YOUR ASSIGNMENT: Look through the material below, count the lines containing the word "text", and state only the count.

MATERIAL FOR THIS EXERCISE:
╔══

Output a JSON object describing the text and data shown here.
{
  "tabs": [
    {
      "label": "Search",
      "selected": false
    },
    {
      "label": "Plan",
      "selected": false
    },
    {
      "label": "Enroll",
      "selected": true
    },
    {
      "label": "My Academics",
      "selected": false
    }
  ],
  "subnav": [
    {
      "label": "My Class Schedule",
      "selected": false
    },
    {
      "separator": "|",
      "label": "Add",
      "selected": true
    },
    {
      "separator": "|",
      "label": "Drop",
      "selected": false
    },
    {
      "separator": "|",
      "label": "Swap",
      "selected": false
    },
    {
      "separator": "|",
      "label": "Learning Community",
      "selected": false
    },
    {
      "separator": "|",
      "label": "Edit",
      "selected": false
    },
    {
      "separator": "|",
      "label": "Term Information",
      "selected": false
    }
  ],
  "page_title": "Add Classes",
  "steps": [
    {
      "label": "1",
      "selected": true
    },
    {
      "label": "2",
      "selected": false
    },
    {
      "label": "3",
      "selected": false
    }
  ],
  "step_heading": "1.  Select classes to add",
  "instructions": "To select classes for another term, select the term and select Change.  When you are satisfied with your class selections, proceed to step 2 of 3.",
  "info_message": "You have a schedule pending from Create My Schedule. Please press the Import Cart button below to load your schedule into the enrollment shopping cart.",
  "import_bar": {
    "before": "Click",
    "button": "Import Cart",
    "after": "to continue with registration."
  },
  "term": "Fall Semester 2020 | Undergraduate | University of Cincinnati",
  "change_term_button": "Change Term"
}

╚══
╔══

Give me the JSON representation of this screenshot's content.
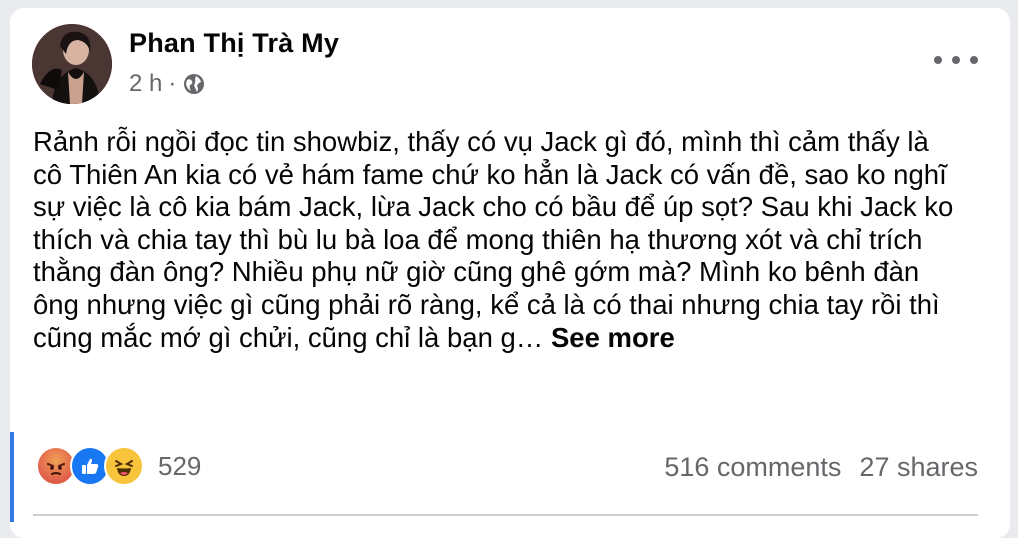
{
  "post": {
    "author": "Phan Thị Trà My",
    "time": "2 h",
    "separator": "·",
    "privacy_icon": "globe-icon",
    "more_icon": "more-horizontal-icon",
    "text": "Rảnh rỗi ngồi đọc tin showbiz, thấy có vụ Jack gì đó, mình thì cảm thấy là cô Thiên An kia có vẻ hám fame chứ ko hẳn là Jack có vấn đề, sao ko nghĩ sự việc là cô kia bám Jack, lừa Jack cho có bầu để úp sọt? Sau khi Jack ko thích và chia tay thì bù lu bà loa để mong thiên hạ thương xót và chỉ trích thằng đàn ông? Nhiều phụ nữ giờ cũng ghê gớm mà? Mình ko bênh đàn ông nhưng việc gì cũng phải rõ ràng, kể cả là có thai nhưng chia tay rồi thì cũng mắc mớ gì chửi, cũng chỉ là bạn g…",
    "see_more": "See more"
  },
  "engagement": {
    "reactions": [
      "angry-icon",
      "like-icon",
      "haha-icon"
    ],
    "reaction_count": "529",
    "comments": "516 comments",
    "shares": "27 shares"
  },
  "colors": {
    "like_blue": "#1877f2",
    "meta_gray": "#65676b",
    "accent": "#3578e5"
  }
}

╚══
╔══

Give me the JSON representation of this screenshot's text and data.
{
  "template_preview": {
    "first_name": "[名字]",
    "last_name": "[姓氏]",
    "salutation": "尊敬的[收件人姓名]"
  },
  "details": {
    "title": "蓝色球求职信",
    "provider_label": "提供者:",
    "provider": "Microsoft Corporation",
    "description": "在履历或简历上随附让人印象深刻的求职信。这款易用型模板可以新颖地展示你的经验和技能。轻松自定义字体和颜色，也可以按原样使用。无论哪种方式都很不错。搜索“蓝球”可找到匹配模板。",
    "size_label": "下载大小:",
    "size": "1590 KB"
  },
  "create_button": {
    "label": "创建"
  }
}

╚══

RESPONSE: 3